A new dawn has come upon the way elections are fought. During the 2014 Indian elections, the expenditure on advertising campaigns shot from the 2009 figure of $83 million to$300 million, with digital marketing being one of the reasons. Experienced politicians who used their guts and instincts to make decisions, will now move towards technology to make fact-based decisions. Educated engineers, programmers and data scientists will enter electoral scenes, and profitably so, what with the requirement for talented professionals skilled in data analytics!

Using predictive analytics is not just about taking technological advantage to win the electoral battles. It’s more than that. It’s about focusing political efforts to plan and build their strategies based on real public sentiments. Politicians can now really be part of people’s lives every day. Advances in technology can bring forth the issues that really matter to the people. Thus Big Data & predictive analytics can take elections beyond political campaigns to bring real change and win-win situations for whole nations.

About AIMS Institutes

In today’s data-driven world, AIMS Institutes let students hone essential skills that will enable them to enter and make a mark in the Business Analytics arena.

Devoted to delivering the best possible education to aspirants since 1994, AIMS Institutes (NAAC accredited with ‘A’ grade) are amongst the best B-schools in India, and also offer courses in a host of disciplines such as Hospitality & Tourism, IT, Arts, Humanities and Commerce.

The latest addition to their impressive portfolio is the Executive PGDM in Business Analytics – an industry-specific programme, tailormade in association with IBM for working professionals.

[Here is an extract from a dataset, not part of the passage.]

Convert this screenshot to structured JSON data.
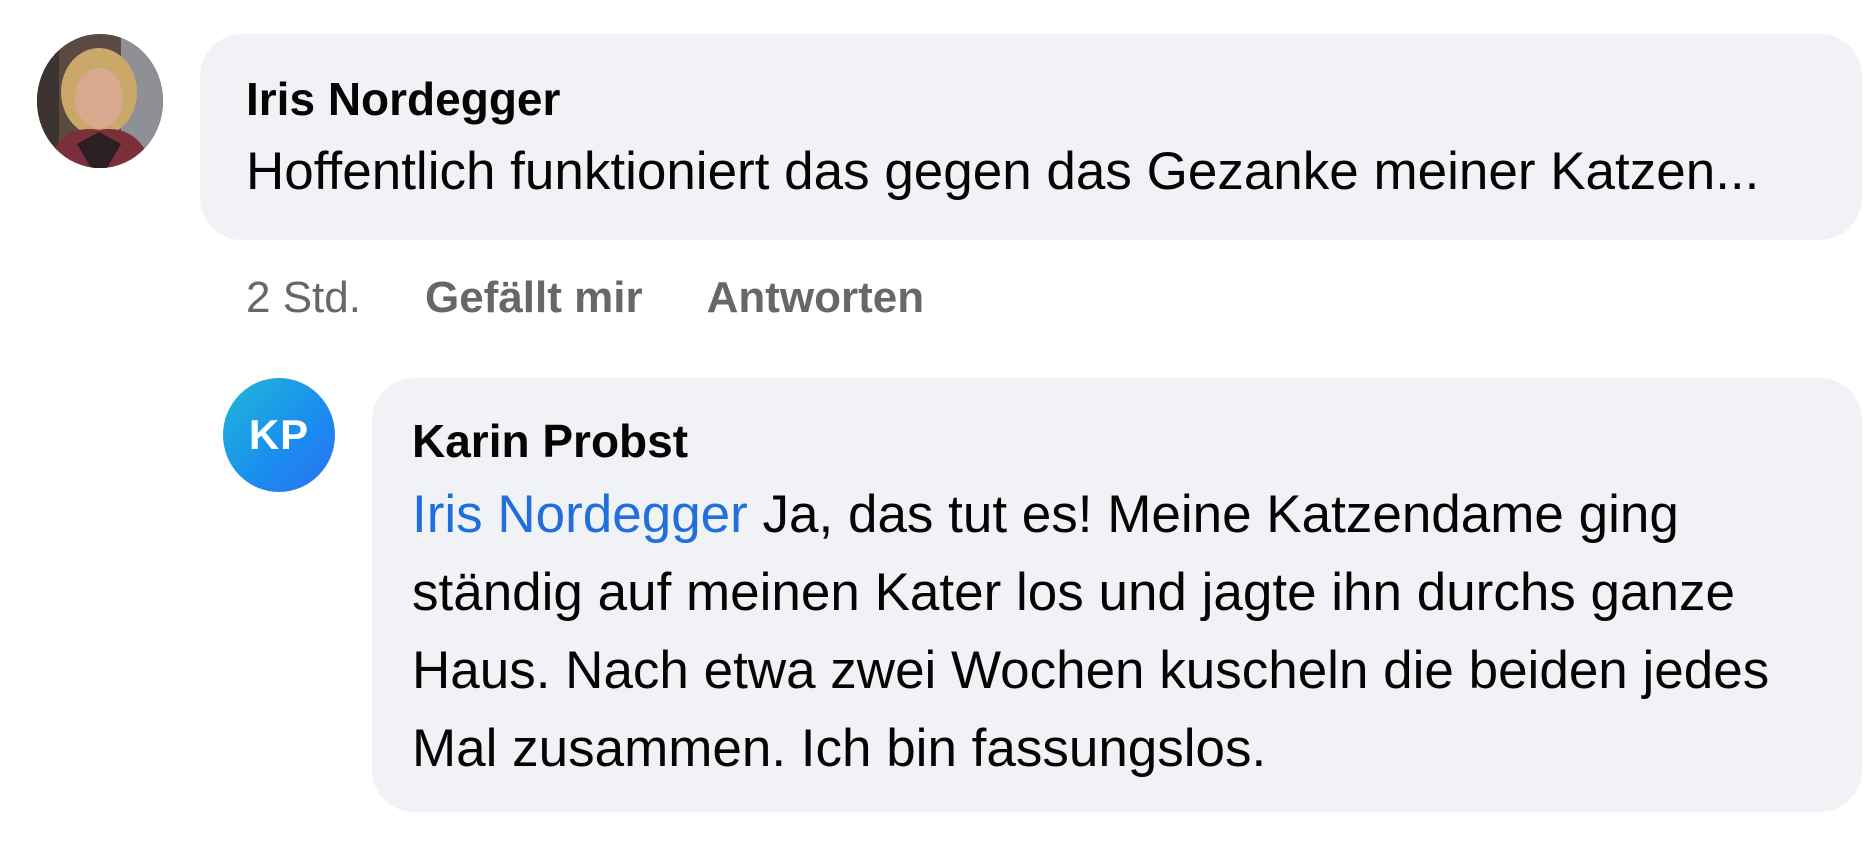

This globally-recognized certification can open up excellent opportunities in the Analytics industry – a sector that’s slated for unprecedented growth in the foreseeable future, with almost every major segment looking to make the most of its benefits.

The relevant curriculum developed by industry experts and hands-on training on up-to-the-minute tools and technologies clubbed together with case studies and projects-based evaluation makes this programme an ideal stepping stone for Big Data & data analytics aspirants.

Learn more about the EPGDM in Business Analytics programme at AIMS Institutes.